**Task item:**
Your answer is one number, how many lines in the entries include "lineweight".

Items from an interface collection:
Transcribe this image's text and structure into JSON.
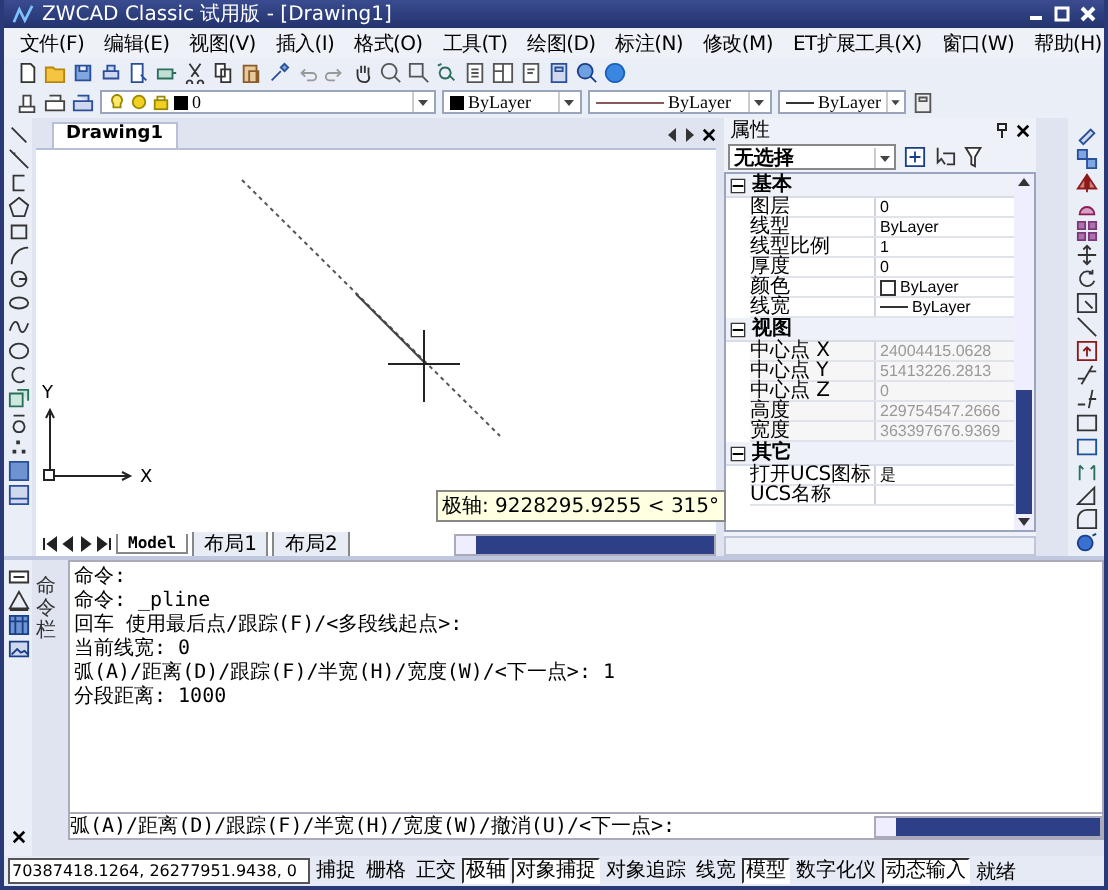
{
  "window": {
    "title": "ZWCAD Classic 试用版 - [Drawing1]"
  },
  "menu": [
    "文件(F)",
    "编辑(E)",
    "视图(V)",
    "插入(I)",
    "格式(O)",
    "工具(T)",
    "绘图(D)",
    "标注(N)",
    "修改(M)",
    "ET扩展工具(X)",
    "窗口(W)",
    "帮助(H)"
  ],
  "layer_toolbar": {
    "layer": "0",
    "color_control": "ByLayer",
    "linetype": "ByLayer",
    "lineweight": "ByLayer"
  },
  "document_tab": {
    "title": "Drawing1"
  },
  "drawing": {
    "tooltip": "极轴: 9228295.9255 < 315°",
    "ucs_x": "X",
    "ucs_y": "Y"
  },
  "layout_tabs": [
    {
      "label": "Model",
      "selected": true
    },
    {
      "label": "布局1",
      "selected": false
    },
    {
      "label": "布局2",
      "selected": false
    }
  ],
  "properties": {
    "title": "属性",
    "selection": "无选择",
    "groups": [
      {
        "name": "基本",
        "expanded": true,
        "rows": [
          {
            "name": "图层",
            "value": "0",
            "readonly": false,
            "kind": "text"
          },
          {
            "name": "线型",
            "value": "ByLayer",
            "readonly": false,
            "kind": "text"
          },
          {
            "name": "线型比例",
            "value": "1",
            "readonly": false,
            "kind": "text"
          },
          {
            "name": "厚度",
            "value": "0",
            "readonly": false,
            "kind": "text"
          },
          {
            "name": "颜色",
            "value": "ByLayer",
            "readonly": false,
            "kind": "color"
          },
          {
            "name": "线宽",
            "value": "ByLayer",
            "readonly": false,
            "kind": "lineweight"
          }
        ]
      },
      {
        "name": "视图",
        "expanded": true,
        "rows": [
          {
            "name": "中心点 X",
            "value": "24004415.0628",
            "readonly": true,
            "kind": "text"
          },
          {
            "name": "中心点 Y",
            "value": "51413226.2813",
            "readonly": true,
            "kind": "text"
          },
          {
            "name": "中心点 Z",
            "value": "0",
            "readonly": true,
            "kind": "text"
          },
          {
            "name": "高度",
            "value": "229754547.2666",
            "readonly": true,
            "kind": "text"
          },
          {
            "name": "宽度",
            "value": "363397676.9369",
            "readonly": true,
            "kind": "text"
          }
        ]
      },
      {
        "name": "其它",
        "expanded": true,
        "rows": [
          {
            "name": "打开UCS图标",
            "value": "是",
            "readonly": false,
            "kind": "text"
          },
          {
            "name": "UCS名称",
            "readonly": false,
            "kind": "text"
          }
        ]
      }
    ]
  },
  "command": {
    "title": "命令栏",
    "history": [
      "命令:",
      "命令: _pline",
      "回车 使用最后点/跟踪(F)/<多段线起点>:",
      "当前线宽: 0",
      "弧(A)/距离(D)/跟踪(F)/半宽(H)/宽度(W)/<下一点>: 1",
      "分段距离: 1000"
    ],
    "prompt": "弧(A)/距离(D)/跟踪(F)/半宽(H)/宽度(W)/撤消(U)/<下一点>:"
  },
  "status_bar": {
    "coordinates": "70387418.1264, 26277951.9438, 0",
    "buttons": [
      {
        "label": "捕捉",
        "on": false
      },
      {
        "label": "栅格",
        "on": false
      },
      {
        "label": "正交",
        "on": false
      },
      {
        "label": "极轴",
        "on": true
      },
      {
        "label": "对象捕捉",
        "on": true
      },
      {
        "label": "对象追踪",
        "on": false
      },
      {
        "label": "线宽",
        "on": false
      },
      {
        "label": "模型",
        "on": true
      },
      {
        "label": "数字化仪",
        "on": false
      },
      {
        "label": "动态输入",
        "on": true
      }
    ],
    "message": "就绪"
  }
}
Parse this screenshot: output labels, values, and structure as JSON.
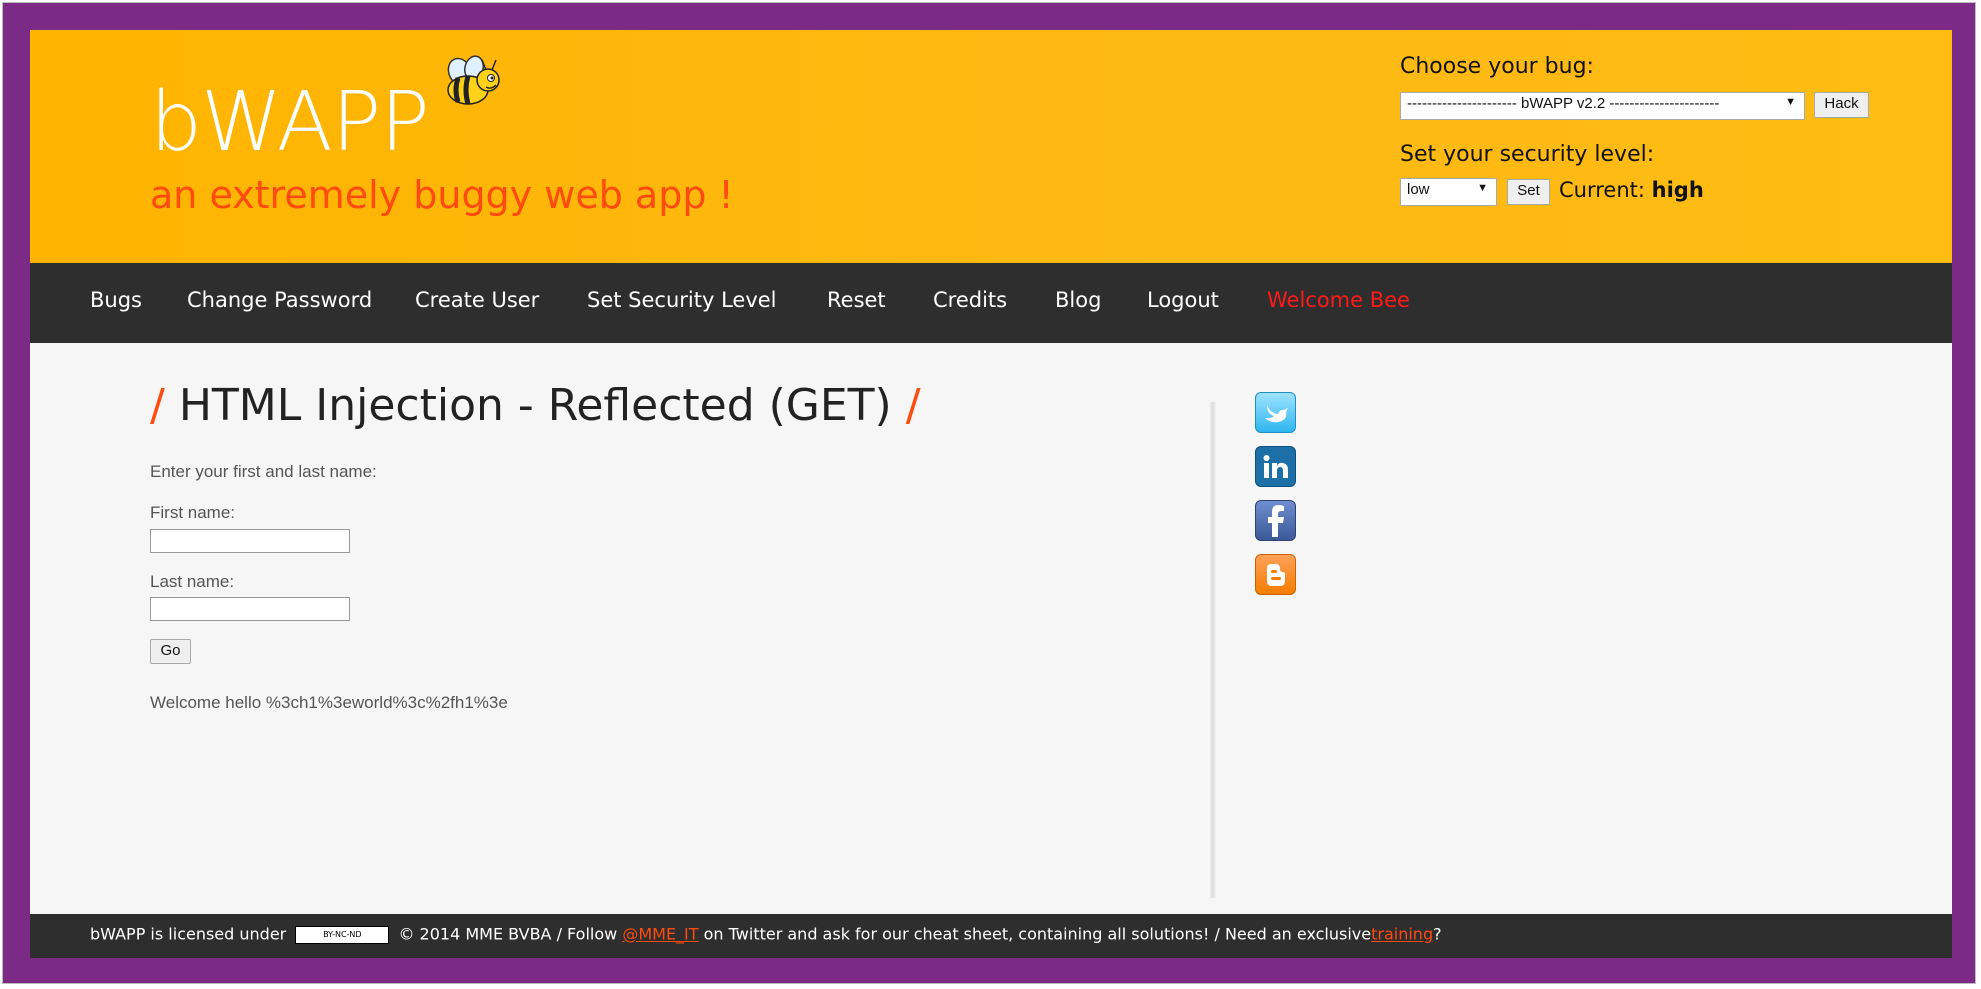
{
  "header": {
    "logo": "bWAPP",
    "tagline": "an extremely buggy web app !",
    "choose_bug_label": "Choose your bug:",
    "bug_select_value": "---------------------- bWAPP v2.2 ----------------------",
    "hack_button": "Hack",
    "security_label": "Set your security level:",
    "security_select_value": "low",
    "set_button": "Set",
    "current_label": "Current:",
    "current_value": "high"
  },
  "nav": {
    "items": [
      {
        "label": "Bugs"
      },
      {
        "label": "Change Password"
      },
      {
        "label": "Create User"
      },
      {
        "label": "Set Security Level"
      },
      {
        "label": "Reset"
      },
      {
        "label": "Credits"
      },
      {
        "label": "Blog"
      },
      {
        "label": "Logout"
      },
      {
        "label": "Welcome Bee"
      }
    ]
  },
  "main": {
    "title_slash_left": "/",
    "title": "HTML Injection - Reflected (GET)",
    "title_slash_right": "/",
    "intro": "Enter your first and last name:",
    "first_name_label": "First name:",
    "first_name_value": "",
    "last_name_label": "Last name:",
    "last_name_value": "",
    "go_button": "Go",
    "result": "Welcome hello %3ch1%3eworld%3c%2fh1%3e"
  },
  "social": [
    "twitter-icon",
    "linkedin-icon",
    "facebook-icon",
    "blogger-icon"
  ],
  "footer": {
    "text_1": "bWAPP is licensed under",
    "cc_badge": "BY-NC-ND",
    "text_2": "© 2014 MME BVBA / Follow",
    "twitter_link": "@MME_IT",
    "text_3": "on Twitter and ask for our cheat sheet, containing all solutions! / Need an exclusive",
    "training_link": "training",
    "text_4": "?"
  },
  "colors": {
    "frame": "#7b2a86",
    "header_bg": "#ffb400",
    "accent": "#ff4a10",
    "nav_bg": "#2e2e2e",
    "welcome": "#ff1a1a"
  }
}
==
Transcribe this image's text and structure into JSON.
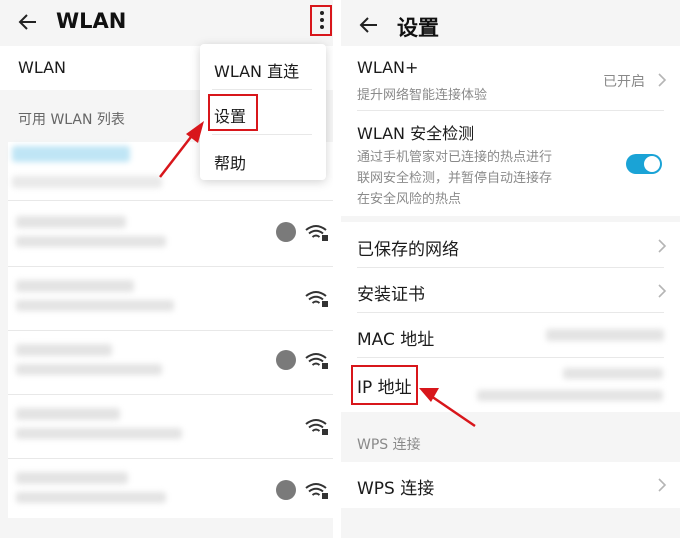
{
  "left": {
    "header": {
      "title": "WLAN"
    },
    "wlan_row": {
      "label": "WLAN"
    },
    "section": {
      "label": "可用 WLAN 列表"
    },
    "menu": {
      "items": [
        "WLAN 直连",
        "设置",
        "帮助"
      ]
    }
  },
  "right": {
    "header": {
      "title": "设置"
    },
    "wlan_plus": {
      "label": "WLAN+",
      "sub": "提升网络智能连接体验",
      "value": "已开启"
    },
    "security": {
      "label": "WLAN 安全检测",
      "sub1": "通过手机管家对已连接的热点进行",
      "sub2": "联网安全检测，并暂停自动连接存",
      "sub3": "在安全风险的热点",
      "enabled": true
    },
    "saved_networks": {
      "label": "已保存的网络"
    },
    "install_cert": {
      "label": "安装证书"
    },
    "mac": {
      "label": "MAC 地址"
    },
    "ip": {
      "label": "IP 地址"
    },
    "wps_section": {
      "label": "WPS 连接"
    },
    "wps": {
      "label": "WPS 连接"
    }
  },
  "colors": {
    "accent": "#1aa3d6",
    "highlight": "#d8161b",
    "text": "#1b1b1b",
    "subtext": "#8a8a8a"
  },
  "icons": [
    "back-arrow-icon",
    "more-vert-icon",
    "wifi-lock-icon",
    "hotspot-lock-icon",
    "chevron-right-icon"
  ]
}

**Response to the exercise:**
2